SOURCE INFORMATION:
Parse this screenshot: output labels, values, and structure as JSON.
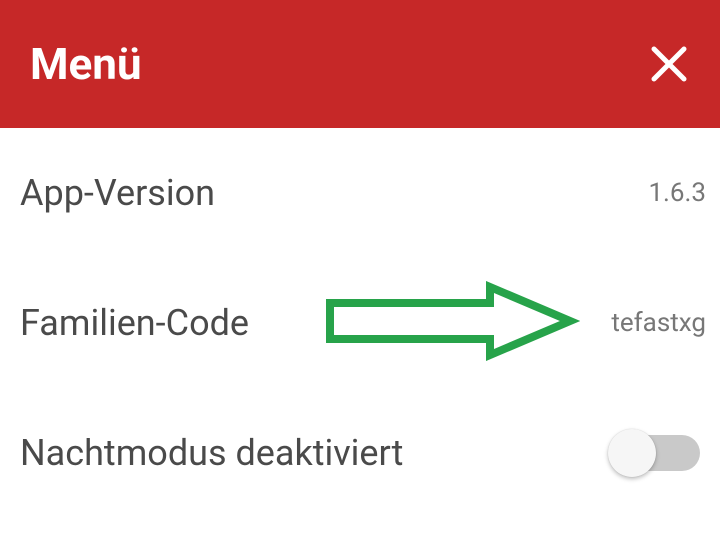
{
  "header": {
    "title": "Menü"
  },
  "rows": {
    "app_version": {
      "label": "App-Version",
      "value": "1.6.3"
    },
    "family_code": {
      "label": "Familien-Code",
      "value": "tefastxg"
    },
    "night_mode": {
      "label": "Nachtmodus deaktiviert",
      "enabled": false
    }
  },
  "colors": {
    "header_bg": "#c62828",
    "arrow": "#27a34a"
  }
}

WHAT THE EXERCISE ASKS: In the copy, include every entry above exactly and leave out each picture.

EXPECTED ANSWER:
Parse this screenshot: output labels, values, and structure as JSON.
{
  "header": {
    "title": "Menü"
  },
  "rows": {
    "app_version": {
      "label": "App-Version",
      "value": "1.6.3"
    },
    "family_code": {
      "label": "Familien-Code",
      "value": "tefastxg"
    },
    "night_mode": {
      "label": "Nachtmodus deaktiviert",
      "enabled": false
    }
  },
  "colors": {
    "header_bg": "#c62828",
    "arrow": "#27a34a"
  }
}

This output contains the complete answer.